Sam Bankman-Fried Ran FTX as His ‘Personal Fiefdom,’ Lawyers Say

FTX founder and former CEO Sam Bankman-Fried ran his company like a “personal fiefdom,” lawyers for the failed cryptocurrency exchange say.

FTX’s legal team made the statement in a Wilmington, Delaware bankruptcy court on Tuesday.

The comment came during the first bankruptcy hearing for the collapsed crypto exchange.

The company was one of the biggest cryptocurrency exchanges in the world before it imploded in disgrace.

The hearing was live-streamed on both YouTube and Zoom.

FTX filed for Chapter 11 bankruptcy in the United States on Nov. 11 after facing a liquidity crisis.

A potential rescue deal by larger rival Binance was ultimately abandoned and traders swiftly pulled billions from the platform.

According to a November 16 court filing, FTX is reported to have a $1.24 billion cash balance.

$751 million of that balance is held in debtor entities, with the remaining $488 million held with non-debtor entities.

That is substantially less than the $3.1 billion the company owes to its more than 1 million creditors, including $500 million owed to its top three creditors alone.

Slay the latest News for free!

We don’t spam!

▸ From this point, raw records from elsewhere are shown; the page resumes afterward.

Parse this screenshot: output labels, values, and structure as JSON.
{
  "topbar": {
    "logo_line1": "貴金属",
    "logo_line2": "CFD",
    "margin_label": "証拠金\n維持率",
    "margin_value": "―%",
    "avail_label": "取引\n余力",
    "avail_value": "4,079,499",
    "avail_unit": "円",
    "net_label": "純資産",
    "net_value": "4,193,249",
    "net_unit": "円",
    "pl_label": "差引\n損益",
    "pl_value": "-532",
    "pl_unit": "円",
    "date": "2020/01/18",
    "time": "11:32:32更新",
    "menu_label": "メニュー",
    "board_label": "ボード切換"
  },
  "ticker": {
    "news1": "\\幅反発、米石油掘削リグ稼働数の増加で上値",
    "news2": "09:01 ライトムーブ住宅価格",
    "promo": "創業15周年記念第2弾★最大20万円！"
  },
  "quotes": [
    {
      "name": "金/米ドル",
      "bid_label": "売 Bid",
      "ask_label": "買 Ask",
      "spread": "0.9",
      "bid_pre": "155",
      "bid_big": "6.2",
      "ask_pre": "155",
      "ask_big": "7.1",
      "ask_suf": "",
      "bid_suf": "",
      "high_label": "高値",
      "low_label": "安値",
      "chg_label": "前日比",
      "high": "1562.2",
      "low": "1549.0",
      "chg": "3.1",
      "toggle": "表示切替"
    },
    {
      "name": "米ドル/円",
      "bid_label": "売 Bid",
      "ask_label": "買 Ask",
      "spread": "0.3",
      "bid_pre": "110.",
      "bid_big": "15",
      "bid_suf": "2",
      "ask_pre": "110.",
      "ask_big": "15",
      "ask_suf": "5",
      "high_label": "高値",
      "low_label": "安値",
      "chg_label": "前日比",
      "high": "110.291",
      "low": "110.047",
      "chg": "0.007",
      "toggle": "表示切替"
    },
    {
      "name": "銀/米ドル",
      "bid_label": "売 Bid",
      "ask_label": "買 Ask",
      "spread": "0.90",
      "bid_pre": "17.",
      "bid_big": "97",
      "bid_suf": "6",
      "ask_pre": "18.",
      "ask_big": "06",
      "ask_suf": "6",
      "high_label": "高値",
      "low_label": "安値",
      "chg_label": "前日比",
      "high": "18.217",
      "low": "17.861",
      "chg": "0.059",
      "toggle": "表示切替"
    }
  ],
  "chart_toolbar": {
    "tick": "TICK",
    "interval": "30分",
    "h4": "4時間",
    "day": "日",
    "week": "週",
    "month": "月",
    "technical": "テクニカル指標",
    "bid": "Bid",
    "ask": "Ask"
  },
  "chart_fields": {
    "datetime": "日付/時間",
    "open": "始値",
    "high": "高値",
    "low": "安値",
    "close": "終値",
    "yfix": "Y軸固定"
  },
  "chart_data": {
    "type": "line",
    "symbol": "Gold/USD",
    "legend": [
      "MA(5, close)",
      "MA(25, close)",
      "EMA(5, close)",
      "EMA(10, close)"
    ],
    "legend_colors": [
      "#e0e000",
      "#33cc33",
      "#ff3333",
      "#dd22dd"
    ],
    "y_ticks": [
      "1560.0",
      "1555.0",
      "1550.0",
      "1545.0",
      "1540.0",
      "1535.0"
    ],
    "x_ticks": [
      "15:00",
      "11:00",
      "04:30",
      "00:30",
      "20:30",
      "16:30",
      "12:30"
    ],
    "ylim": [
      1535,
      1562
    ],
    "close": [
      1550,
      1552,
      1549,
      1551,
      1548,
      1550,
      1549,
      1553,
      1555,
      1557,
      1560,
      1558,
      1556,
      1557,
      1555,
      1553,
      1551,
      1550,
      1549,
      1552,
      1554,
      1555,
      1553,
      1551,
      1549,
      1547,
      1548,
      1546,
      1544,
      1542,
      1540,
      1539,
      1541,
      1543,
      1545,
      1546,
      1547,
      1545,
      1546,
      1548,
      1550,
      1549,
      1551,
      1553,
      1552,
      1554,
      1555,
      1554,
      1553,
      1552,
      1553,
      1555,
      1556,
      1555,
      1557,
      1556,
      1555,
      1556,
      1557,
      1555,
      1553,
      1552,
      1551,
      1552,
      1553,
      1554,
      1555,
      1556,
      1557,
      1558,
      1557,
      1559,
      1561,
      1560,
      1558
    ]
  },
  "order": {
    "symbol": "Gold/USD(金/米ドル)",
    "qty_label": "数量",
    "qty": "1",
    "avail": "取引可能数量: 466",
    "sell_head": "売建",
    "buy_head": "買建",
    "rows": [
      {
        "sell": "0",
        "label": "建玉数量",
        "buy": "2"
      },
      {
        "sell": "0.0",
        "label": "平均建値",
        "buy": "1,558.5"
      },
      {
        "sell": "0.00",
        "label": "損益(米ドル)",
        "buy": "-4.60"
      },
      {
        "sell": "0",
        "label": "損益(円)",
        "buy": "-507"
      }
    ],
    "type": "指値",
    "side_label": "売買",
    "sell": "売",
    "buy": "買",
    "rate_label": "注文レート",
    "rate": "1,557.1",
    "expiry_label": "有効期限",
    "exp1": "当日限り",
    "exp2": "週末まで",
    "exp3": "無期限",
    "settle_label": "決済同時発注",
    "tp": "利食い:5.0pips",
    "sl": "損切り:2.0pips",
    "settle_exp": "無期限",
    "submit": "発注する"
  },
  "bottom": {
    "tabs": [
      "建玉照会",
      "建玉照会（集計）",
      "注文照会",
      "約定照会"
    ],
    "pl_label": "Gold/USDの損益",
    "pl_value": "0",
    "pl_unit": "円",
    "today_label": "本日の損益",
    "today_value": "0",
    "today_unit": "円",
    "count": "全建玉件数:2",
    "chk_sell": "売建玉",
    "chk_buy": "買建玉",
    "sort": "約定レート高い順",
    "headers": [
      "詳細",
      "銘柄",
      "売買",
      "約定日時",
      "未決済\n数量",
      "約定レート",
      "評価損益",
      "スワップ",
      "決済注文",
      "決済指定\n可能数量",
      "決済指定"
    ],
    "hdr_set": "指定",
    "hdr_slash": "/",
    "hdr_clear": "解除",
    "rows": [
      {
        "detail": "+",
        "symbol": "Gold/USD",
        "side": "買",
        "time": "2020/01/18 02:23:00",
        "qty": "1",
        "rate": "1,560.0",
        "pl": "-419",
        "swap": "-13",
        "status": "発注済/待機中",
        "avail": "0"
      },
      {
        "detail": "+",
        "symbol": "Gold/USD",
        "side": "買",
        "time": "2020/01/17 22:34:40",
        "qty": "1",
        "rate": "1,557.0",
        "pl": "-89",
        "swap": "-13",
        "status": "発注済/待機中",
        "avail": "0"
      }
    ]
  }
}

Read our privacy policy for more info.

At least 100 firms are part of the bankruptcy proceedings.

“You have witnessed probably one of the most abrupt and difficult collapses in the history of corporate America,” James Bromley, an attorney representing FTX, told the court during the company’s bankruptcy hearing on Tuesday.

The lawyer stated that FTX, which was once valued at $32 billion after raising $400 million from investors, “was in the control of a small group of inexperienced and unsophisticated individuals, and unfortunately, the evidence seems to indicate that some or all of them are also compromised individuals.”

“What we have here is a worldwide, international organization, but which was run as a personal fiefdom of Sam Bankman-Fried,” Bromley added.

Bankman-Fried stepped down as CEO of the collapsed cryptocurrency exchange earlier this month after admitting that he had “[expletive] up,” citing many mistakes, including underestimating the margin on users’ accounts.

“I’m sorry,” he wrote on Twitter.

“That’s the biggest thing.

“It’s on me that we ended up there in the first place.”

Following its downfall, FTX has been led by new CEO John Ray.

Ray is being paid $1,300 an hour, according to documents filed in the Delaware bankruptcy court.

In court papers earlier this month filed in support of petitions for FTX’s Chapter 11 bankruptcy, Ray accused FTX of mismanagement, stating that never in his entire 40-year career has he seen “such a complete failure of corporate controls and such a complete absence of trustworthy financial information as occurred here.”

“From compromised systems integrity and faulty regulatory oversight abroad to the concentration of control in the hands of a very small group of inexperienced, unsophisticated, and potentially compromised individuals, this situation is unprecedented,” he wrote.

Lawyers for the company on Tuesday noted that FTX is still battling with ongoing issues including hacks and an estimated over $1 billion in missing assets.

Earlier this week, Reuters, citing official property records, reported that Bankman-Fried’s FTX, his parents, and senior executives of the company purchased at least 19 properties worth nearly $121 million—including luxury beachfront homes and condominiums in an expensive resort community—in the Bahamas over the past two years.

It is unclear what sources were used to finance the purchases.

Share this:

join telegram

READERS' POLL

Who is the best president?

By completing this poll, you gain access to our free newsletter. Unsubscribe at any time.

By Nick R. Hamilton

Nick has a broad background in journalism, business, and technology. He covers news on cryptocurrency, traditional assets, and economic markets.

0 0 votes
Article Rating
Subscribe
Notify of
guest
0 Comments
Inline Feedbacks
View all comments
0
Would love your thoughts, please comment.x
()
x